I have been working with trauma survivors for 15 years and I have spent many years as a sexual assault team response member. I am also survivor of sexual violence (#MeToo) . From both a personal and professional perspective, I can unequivocally say that when you are sexually violated, your world is forever changed. Your safety, your relationship to your body and the way you approach intimacy is influenced in a profoundly significant way that affects everything in an individual's orbit.
I believe we are all in this together and it's important to remember that fact, particularly during this sea change in our society. I have worked with perpetrators before, because I believe healing is needed for everyone. With that being said, can we please stop normalizing or dismissing abusive behavior? We need to resolve that many of those that we love and admire have also done awful things. The only apology and means that I can see to move us forward is to fully commit to changed behavior and that all begins with awareness. If you are of the opinion that men are being judged too harshly, I would ask you to really and honestly look at why you are feeling the need to protect those who have violated someone’s safety, notably when there are numerous accusers, an established pattern of behavior and verifiable facts to back up victims who are courageous enough to come forward.

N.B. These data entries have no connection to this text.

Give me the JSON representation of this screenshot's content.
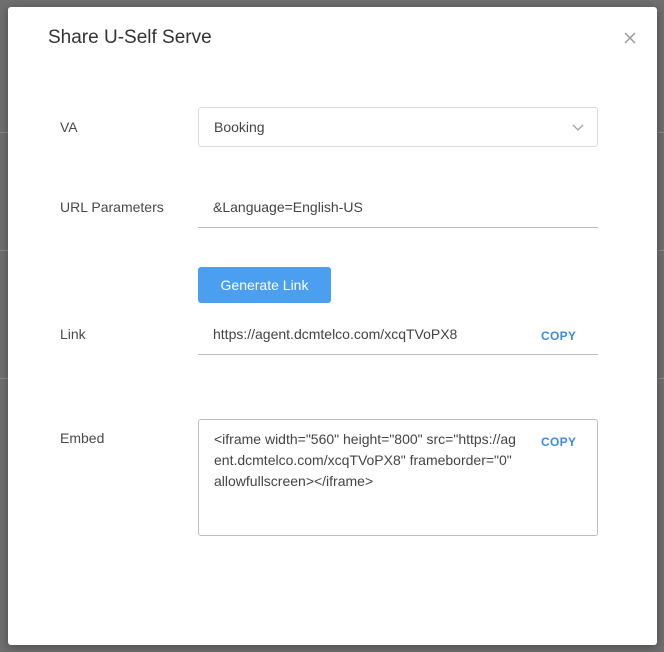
{
  "dialog": {
    "title": "Share U-Self Serve",
    "close_icon": "close-icon"
  },
  "fields": {
    "va": {
      "label": "VA",
      "value": "Booking",
      "icon": "chevron-down-icon"
    },
    "url_parameters": {
      "label": "URL Parameters",
      "value": "&Language=English-US"
    },
    "generate_button": "Generate Link",
    "link": {
      "label": "Link",
      "value": "https://agent.dcmtelco.com/xcqTVoPX8",
      "copy_label": "COPY"
    },
    "embed": {
      "label": "Embed",
      "value": "<iframe width=\"560\" height=\"800\" src=\"https://agent.dcmtelco.com/xcqTVoPX8\" frameborder=\"0\" allowfullscreen></iframe>",
      "copy_label": "COPY"
    }
  },
  "colors": {
    "accent": "#4a9ff0",
    "copy_link": "#3b8de0"
  }
}
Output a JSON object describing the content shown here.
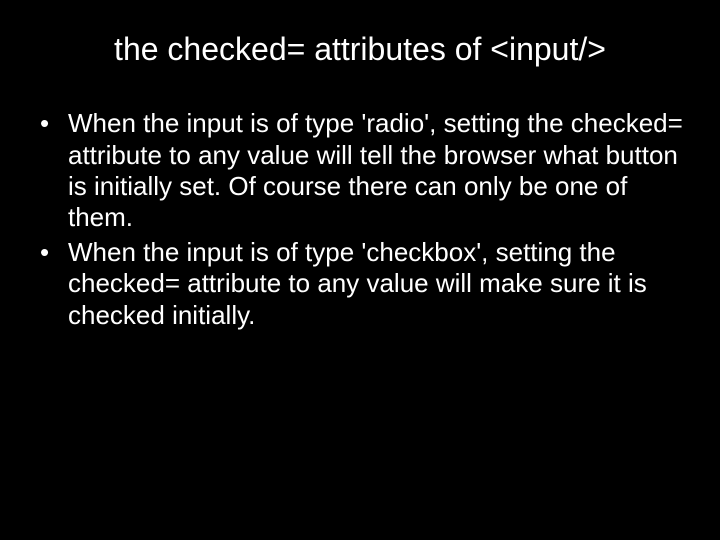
{
  "slide": {
    "title": "the checked= attributes of <input/>",
    "bullets": [
      "When the input is of type 'radio', setting the checked= attribute to any value will tell the browser what button is initially set. Of course there can only be one of them.",
      "When the input is of type 'checkbox', setting the checked= attribute to any value will make sure it is checked initially."
    ]
  }
}
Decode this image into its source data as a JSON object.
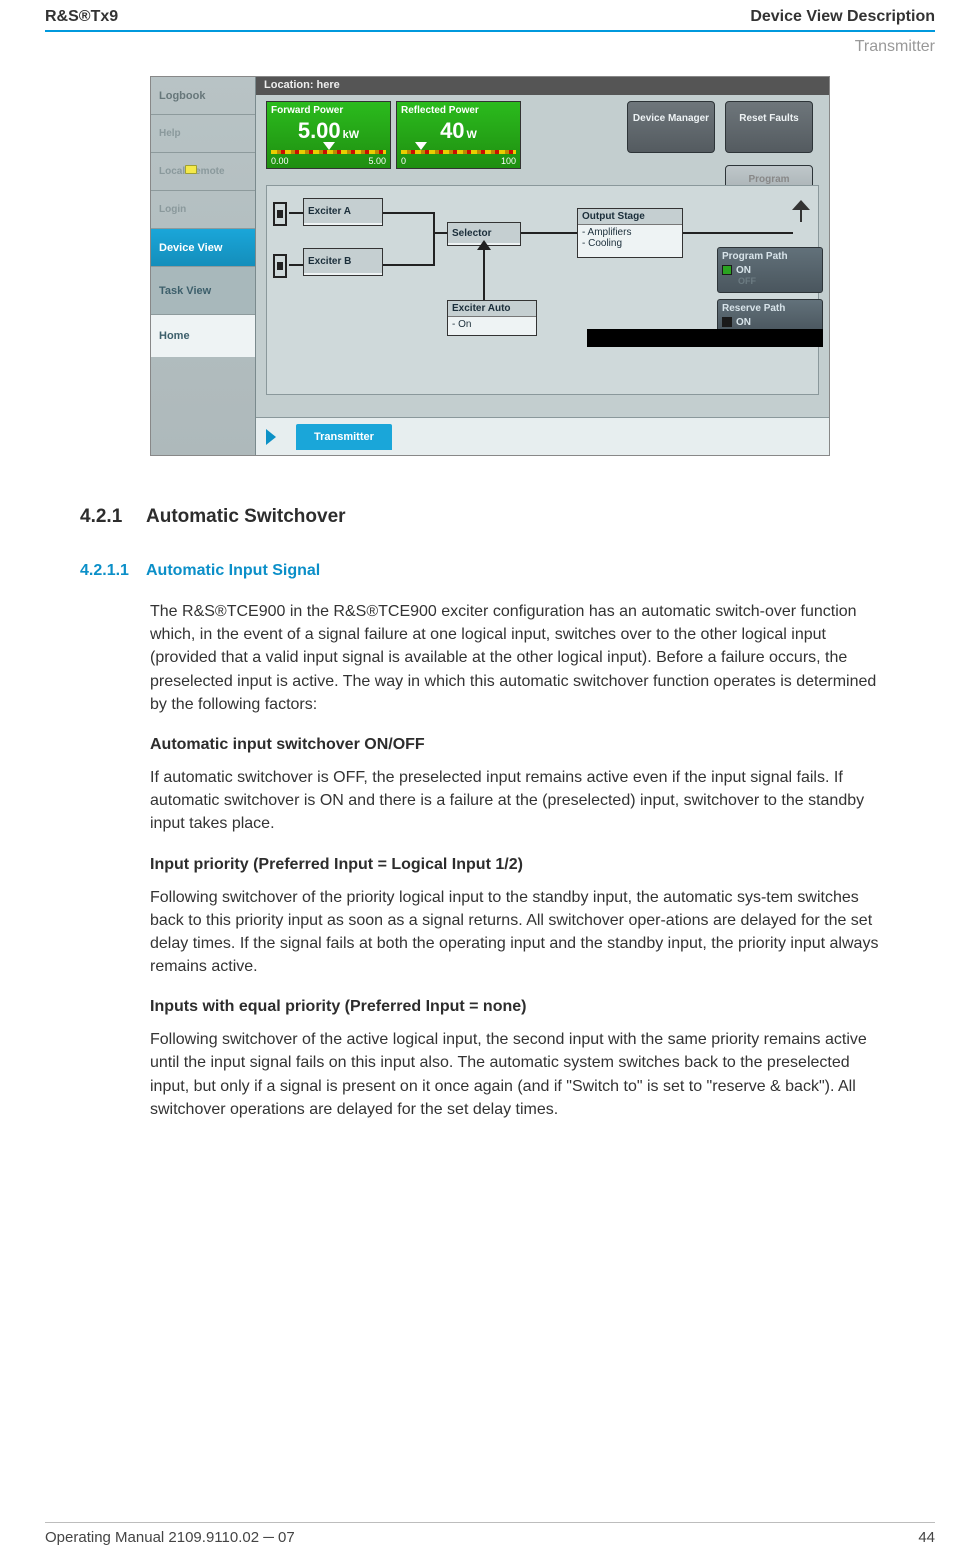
{
  "header": {
    "left": "R&S®Tx9",
    "right": "Device View Description"
  },
  "subheader": "Transmitter",
  "screenshot": {
    "sidebar": {
      "items": [
        {
          "label": "Logbook"
        },
        {
          "label": "Help"
        },
        {
          "label": "Local/Remote"
        },
        {
          "label": "Login"
        },
        {
          "label": "Device View"
        },
        {
          "label": "Task View"
        },
        {
          "label": "Home"
        }
      ]
    },
    "location": "Location: here",
    "forward_power": {
      "label": "Forward Power",
      "value": "5.00",
      "unit": "kW",
      "scale_min": "0.00",
      "scale_max": "5.00"
    },
    "reflected_power": {
      "label": "Reflected Power",
      "value": "40",
      "unit": "W",
      "scale_min": "0",
      "scale_max": "100"
    },
    "buttons": {
      "device_manager": "Device\nManager",
      "reset_faults": "Reset Faults",
      "program": "Program"
    },
    "diagram": {
      "exciter_a": "Exciter A",
      "exciter_b": "Exciter B",
      "selector": "Selector",
      "exciter_auto_title": "Exciter Auto",
      "exciter_auto_state": "- On",
      "output_title": "Output Stage",
      "output_line1": "- Amplifiers",
      "output_line2": "- Cooling"
    },
    "panels": {
      "program_title": "Program Path",
      "program_on": "ON",
      "program_off": "OFF",
      "reserve_title": "Reserve Path",
      "reserve_on": "ON"
    },
    "tab": "Transmitter"
  },
  "sections": {
    "num_4_2_1": "4.2.1",
    "title_4_2_1": "Automatic Switchover",
    "num_4_2_1_1": "4.2.1.1",
    "title_4_2_1_1": "Automatic Input Signal",
    "p1": "The R&S®TCE900 in the R&S®TCE900 exciter configuration has an automatic switch-over function which, in the event of a signal failure at one logical input, switches over to the other logical input (provided that a valid input signal is available at the other logical input). Before a failure occurs, the preselected input is active. The way in which this automatic switchover function operates is determined by the following factors:",
    "h_auto_onoff": "Automatic input switchover ON/OFF",
    "p2": "If automatic switchover is OFF, the preselected input remains active even if the input signal fails. If automatic switchover is ON and there is a failure at the (preselected) input, switchover to the standby input takes place.",
    "h_priority": "Input priority (Preferred Input = Logical Input 1/2)",
    "p3": "Following switchover of the priority logical input to the standby input, the automatic sys-tem switches back to this priority input as soon as a signal returns. All switchover oper-ations are delayed for the set delay times. If the signal fails at both the operating input and the standby input, the priority input always remains active.",
    "h_equal": "Inputs with equal priority (Preferred Input = none)",
    "p4": "Following switchover of the active logical input, the second input with the same priority remains active until the input signal fails on this input also. The automatic system switches back to the preselected input, but only if a signal is present on it once again (and if \"Switch to\" is set to \"reserve & back\"). All switchover operations are delayed for the set delay times."
  },
  "footer": {
    "left": "Operating Manual 2109.9110.02 ─ 07",
    "right": "44"
  }
}
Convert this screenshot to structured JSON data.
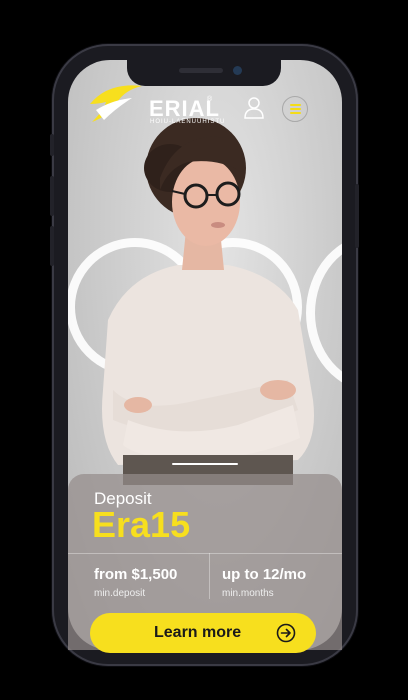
{
  "header": {
    "brand": "ERIAL",
    "brand_mark": "®",
    "brand_sub": "HOIU-LAENUÜHISTU",
    "icons": {
      "logo": "bird-logo-icon",
      "user": "user-icon",
      "menu": "hamburger-menu-icon"
    }
  },
  "hero": {
    "slider_position": 1
  },
  "card": {
    "label": "Deposit",
    "product": "Era15",
    "stats": [
      {
        "value": "from $1,500",
        "label": "min.deposit"
      },
      {
        "value": "up to 12/mo",
        "label": "min.months"
      }
    ],
    "cta": "Learn more"
  },
  "colors": {
    "accent": "#f7df1e",
    "frame": "#1b1b21",
    "background": "#000000"
  }
}
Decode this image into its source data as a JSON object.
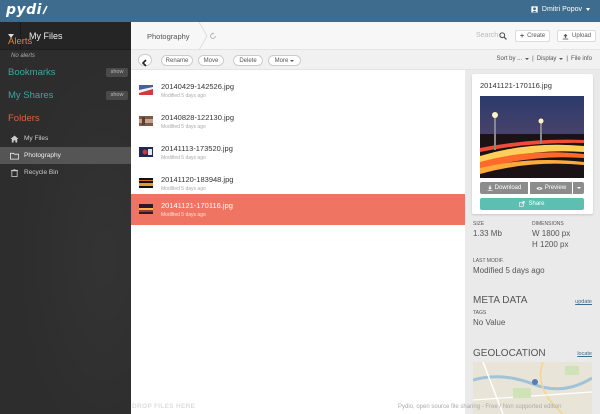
{
  "topbar": {
    "logo": "pydi",
    "user_name": "Dmitri Popov"
  },
  "sidebar": {
    "workspace": "My Files",
    "alerts_title": "Alerts",
    "no_alerts": "No alerts",
    "bookmarks_title": "Bookmarks",
    "shares_title": "My Shares",
    "show_label": "show",
    "folders_title": "Folders",
    "folders": [
      {
        "label": "My Files",
        "icon": "home-icon"
      },
      {
        "label": "Photography",
        "icon": "folder-icon",
        "active": true
      },
      {
        "label": "Recycle Bin",
        "icon": "recycle-icon"
      }
    ]
  },
  "breadcrumb": {
    "current": "Photography",
    "search_placeholder": "Search",
    "create_label": "Create",
    "upload_label": "Upload"
  },
  "toolbar": {
    "rename": "Rename",
    "move": "Move",
    "delete": "Delete",
    "more": "More",
    "sort_by": "Sort by ...",
    "sep": "|",
    "display": "Display",
    "file_info": "File info"
  },
  "files": [
    {
      "name": "20140429-142526.jpg",
      "modified": "Modified 5 days ago"
    },
    {
      "name": "20140828-122130.jpg",
      "modified": "Modified 5 days ago"
    },
    {
      "name": "20141113-173520.jpg",
      "modified": "Modified 5 days ago"
    },
    {
      "name": "20141120-183948.jpg",
      "modified": "Modified 5 days ago"
    },
    {
      "name": "20141121-170116.jpg",
      "modified": "Modified 5 days ago",
      "selected": true
    }
  ],
  "drop_hint": "DROP FILES HERE",
  "footer": "Pydio, open source file sharing - Free / Non supported edition",
  "info": {
    "file_name": "20141121-170116.jpg",
    "download": "Download",
    "preview": "Preview",
    "share": "Share",
    "size_label": "SIZE",
    "size_value": "1.33 Mb",
    "dim_label": "DIMENSIONS",
    "width": "W 1800 px",
    "height": "H 1200 px",
    "lastmod_label": "LAST MODIF.",
    "lastmod_value": "Modified 5 days ago",
    "meta_title": "META DATA",
    "update_link": "update",
    "tags_label": "TAGS",
    "tags_value": "No Value",
    "geo_title": "GEOLOCATION",
    "locate_link": "locate"
  },
  "colors": {
    "topbar": "#3d6c8e",
    "sidebar": "#2d2d2d",
    "selected_row": "#ef7461",
    "share_button": "#5cbfb2",
    "alerts": "#e2823a",
    "bookmarks": "#3fa5a0",
    "folders": "#d9643f"
  }
}
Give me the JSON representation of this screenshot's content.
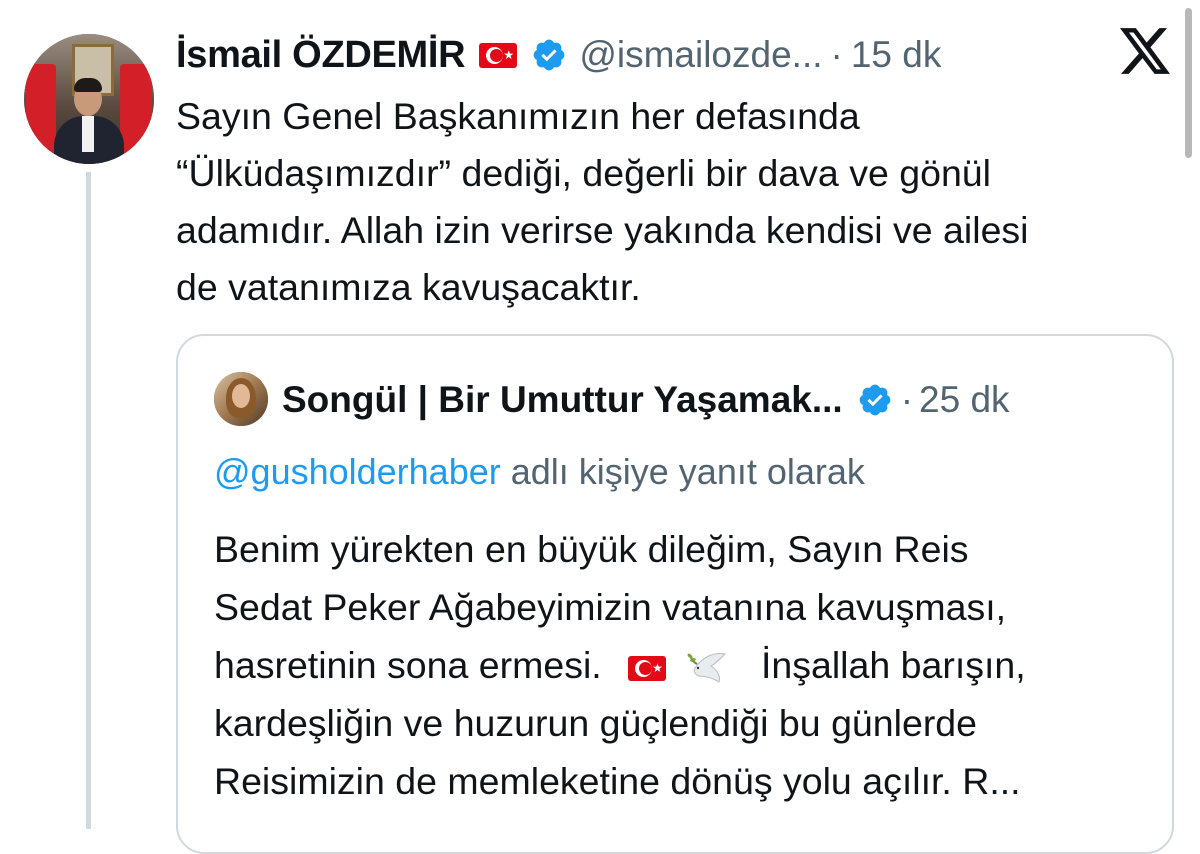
{
  "tweet": {
    "author_name": "İsmail ÖZDEMİR",
    "author_flag": "turkey-flag-emoji",
    "verified": true,
    "handle": "@ismailozde...",
    "separator": "·",
    "time": "15 dk",
    "text_lines": [
      "Sayın Genel Başkanımızın her defasında",
      "“Ülküdaşımızdır” dediği, değerli bir dava ve gönül",
      "adamıdır. Allah izin verirse yakında kendisi ve ailesi",
      "de vatanımıza kavuşacaktır."
    ]
  },
  "quote": {
    "author_name": "Songül | Bir Umuttur Yaşamak...",
    "verified": true,
    "separator": "·",
    "time": "25 dk",
    "reply_mention": "@gusholderhaber",
    "reply_text": "adlı kişiye yanıt olarak",
    "text_line1": "Benim yürekten en büyük dileğim, Sayın Reis",
    "text_line2": "Sedat Peker Ağabeyimizin vatanına kavuşması,",
    "text_line3_a": "hasretinin sona ermesi.",
    "text_line3_emojis": [
      "turkey-flag-emoji",
      "dove-with-olive-branch-emoji"
    ],
    "text_line3_b": "İnşallah barışın,",
    "text_line4": "kardeşliğin ve huzurun güçlendiği bu günlerde",
    "text_line5": "Reisimizin de memleketine dönüş yolu açılır. R..."
  },
  "icons": {
    "verified": "verified-badge-icon",
    "platform": "x-logo-icon"
  },
  "colors": {
    "verified_blue": "#1d9bf0",
    "mention_blue": "#1d9bf0",
    "secondary_text": "#536471",
    "border": "#cfd9de"
  }
}
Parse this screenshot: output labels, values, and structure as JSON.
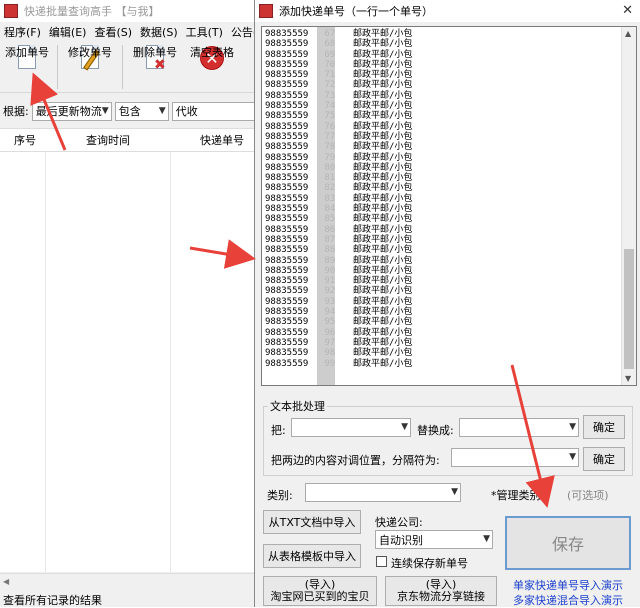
{
  "main_window": {
    "title": "快递批量查询高手 【与我】",
    "menu": [
      "程序(F)",
      "编辑(E)",
      "查看(S)",
      "数据(S)",
      "工具(T)",
      "公告(X)"
    ],
    "toolbar": {
      "add_label": "添加单号",
      "edit_label": "修改单号",
      "delete_label": "删除单号",
      "clear_label": "清空表格"
    },
    "filter": {
      "label": "根据:",
      "field": "最后更新物流",
      "op": "包含",
      "value": "代收"
    },
    "columns": [
      "序号",
      "查询时间",
      "快递单号"
    ],
    "status": "查看所有记录的结果"
  },
  "dialog": {
    "title": "添加快递单号（一行一个单号）",
    "lines": [
      {
        "prefix": "98835559",
        "suffix": "67",
        "carrier": "邮政平邮/小包"
      },
      {
        "prefix": "98835559",
        "suffix": "68",
        "carrier": "邮政平邮/小包"
      },
      {
        "prefix": "98835559",
        "suffix": "69",
        "carrier": "邮政平邮/小包"
      },
      {
        "prefix": "98835559",
        "suffix": "70",
        "carrier": "邮政平邮/小包"
      },
      {
        "prefix": "98835559",
        "suffix": "71",
        "carrier": "邮政平邮/小包"
      },
      {
        "prefix": "98835559",
        "suffix": "72",
        "carrier": "邮政平邮/小包"
      },
      {
        "prefix": "98835559",
        "suffix": "73",
        "carrier": "邮政平邮/小包"
      },
      {
        "prefix": "98835559",
        "suffix": "74",
        "carrier": "邮政平邮/小包"
      },
      {
        "prefix": "98835559",
        "suffix": "75",
        "carrier": "邮政平邮/小包"
      },
      {
        "prefix": "98835559",
        "suffix": "76",
        "carrier": "邮政平邮/小包"
      },
      {
        "prefix": "98835559",
        "suffix": "77",
        "carrier": "邮政平邮/小包"
      },
      {
        "prefix": "98835559",
        "suffix": "78",
        "carrier": "邮政平邮/小包"
      },
      {
        "prefix": "98835559",
        "suffix": "79",
        "carrier": "邮政平邮/小包"
      },
      {
        "prefix": "98835559",
        "suffix": "80",
        "carrier": "邮政平邮/小包"
      },
      {
        "prefix": "98835559",
        "suffix": "81",
        "carrier": "邮政平邮/小包"
      },
      {
        "prefix": "98835559",
        "suffix": "82",
        "carrier": "邮政平邮/小包"
      },
      {
        "prefix": "98835559",
        "suffix": "83",
        "carrier": "邮政平邮/小包"
      },
      {
        "prefix": "98835559",
        "suffix": "84",
        "carrier": "邮政平邮/小包"
      },
      {
        "prefix": "98835559",
        "suffix": "85",
        "carrier": "邮政平邮/小包"
      },
      {
        "prefix": "98835559",
        "suffix": "86",
        "carrier": "邮政平邮/小包"
      },
      {
        "prefix": "98835559",
        "suffix": "87",
        "carrier": "邮政平邮/小包"
      },
      {
        "prefix": "98835559",
        "suffix": "88",
        "carrier": "邮政平邮/小包"
      },
      {
        "prefix": "98835559",
        "suffix": "89",
        "carrier": "邮政平邮/小包"
      },
      {
        "prefix": "98835559",
        "suffix": "90",
        "carrier": "邮政平邮/小包"
      },
      {
        "prefix": "98835559",
        "suffix": "91",
        "carrier": "邮政平邮/小包"
      },
      {
        "prefix": "98835559",
        "suffix": "92",
        "carrier": "邮政平邮/小包"
      },
      {
        "prefix": "98835559",
        "suffix": "93",
        "carrier": "邮政平邮/小包"
      },
      {
        "prefix": "98835559",
        "suffix": "94",
        "carrier": "邮政平邮/小包"
      },
      {
        "prefix": "98835559",
        "suffix": "95",
        "carrier": "邮政平邮/小包"
      },
      {
        "prefix": "98835559",
        "suffix": "96",
        "carrier": "邮政平邮/小包"
      },
      {
        "prefix": "98835559",
        "suffix": "97",
        "carrier": "邮政平邮/小包"
      },
      {
        "prefix": "98835559",
        "suffix": "98",
        "carrier": "邮政平邮/小包"
      },
      {
        "prefix": "98835559",
        "suffix": "99",
        "carrier": "邮政平邮/小包"
      }
    ],
    "batch": {
      "legend": "文本批处理",
      "replace_from_label": "把:",
      "replace_to_label": "替换成:",
      "confirm_label": "确定",
      "swap_label": "把两边的内容对调位置，分隔符为:",
      "confirm2_label": "确定"
    },
    "category_label": "类别:",
    "manage_category_label": "*管理类别",
    "optional_hint": "(可选项)",
    "import_txt_label": "从TXT文档中导入",
    "import_table_label": "从表格模板中导入",
    "courier_label": "快递公司:",
    "courier_value": "自动识别",
    "keep_saving_label": "连续保存新单号",
    "save_label": "保存",
    "import_taobao_top": "(导入)",
    "import_taobao_bottom": "淘宝网已买到的宝贝",
    "import_jd_top": "(导入)",
    "import_jd_bottom": "京东物流分享链接",
    "demo_single": "单家快递单号导入演示",
    "demo_mixed": "多家快递混合导入演示"
  }
}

Perhaps we can all use this time to look at ourselves and commit to better behavior and to holding those around us to the same standards. Since excusing and minimizing violence is never the answer, below I have included 4 tips on how we can all practice being an upstander when we are bearing witnessing to someone who might be in danger. Let’s all come together and look out for each other. It is my hope, that we can begin again from a place of no tolerance for harassment and/or abuse.
Trust your instincts If a situation or person doesn’t feel “right” to you, trust your gut and get more information, ask for help and take action. More often than not, our first instinct is the correct one. Trust yourself!
See yourself as being part of the solution. Thinking only gets you more thoughts! Therefore, take action by asking someone if they need help, finding someone of authority to intervene or calling for help. We are all in this together. Acting on your instincts can save lives.
Ask the right questions Talk directly to the person who might be in trouble. If you are apprehensive to speak to someone alone, ask an authority figure and/or others to come with you. However, make sure the person in potential danger is in touch with someone who can help. When people look like they are in trouble, ask if them if they are ok, do they need help getting home or can you call someone for them.
Call for help
Safety is always first! If you are questioning your own safety or the immediate safety of another call 911 or 1-800-lifenet. It’s always better to be overly cautious than avoiding action and having someone’s life be at risk. I can’t say it enough. Let’s look out for each other!